::: Dataset content :::

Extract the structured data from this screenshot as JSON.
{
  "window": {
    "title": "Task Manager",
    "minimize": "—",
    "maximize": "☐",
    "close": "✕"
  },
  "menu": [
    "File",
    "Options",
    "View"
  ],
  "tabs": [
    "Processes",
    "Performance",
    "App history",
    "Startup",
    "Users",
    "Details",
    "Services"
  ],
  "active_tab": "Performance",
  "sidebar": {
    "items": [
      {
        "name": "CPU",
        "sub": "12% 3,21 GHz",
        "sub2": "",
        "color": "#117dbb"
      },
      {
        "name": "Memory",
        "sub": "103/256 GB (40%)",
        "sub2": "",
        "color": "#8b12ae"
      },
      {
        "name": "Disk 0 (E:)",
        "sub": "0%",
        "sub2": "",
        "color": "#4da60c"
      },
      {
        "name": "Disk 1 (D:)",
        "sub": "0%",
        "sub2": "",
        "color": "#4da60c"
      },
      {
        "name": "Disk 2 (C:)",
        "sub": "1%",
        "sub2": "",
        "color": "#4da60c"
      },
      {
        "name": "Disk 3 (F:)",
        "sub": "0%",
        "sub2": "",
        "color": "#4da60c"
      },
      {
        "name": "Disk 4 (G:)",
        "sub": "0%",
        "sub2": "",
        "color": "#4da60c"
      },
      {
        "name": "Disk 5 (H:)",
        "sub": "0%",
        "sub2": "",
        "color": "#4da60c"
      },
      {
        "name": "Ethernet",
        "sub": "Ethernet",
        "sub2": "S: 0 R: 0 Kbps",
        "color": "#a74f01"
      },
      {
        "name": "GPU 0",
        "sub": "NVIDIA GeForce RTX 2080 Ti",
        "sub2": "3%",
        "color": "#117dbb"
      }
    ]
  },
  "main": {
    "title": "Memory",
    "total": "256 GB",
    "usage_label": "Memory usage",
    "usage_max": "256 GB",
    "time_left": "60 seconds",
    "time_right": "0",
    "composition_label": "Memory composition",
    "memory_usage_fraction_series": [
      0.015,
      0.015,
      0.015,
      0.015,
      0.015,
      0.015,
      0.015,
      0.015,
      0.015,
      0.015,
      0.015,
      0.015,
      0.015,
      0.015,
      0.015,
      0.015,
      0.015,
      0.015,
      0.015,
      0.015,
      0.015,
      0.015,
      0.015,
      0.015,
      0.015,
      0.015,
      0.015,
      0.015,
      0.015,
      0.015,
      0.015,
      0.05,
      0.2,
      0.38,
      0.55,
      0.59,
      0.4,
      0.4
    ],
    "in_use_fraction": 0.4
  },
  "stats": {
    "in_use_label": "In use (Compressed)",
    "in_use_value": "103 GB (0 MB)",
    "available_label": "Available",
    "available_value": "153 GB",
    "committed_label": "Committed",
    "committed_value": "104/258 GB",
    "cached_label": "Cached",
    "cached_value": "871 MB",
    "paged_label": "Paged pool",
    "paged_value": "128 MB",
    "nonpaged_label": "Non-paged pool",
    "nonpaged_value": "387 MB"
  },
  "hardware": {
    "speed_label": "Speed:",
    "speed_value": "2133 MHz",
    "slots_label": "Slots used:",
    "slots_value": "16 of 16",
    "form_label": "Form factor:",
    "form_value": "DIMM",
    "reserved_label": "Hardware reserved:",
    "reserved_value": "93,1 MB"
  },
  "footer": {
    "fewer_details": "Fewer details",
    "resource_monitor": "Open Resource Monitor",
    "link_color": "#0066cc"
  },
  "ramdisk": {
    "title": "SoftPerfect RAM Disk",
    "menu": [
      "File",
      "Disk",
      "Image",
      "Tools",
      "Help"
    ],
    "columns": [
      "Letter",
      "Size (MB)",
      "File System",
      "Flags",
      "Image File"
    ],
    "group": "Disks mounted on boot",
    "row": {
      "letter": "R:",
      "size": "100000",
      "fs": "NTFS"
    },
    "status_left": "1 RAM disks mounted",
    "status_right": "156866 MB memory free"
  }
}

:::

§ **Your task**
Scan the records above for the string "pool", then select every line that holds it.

§ **Response box**
    "paged_label": "Paged pool",
    "nonpaged_label": "Non-paged pool",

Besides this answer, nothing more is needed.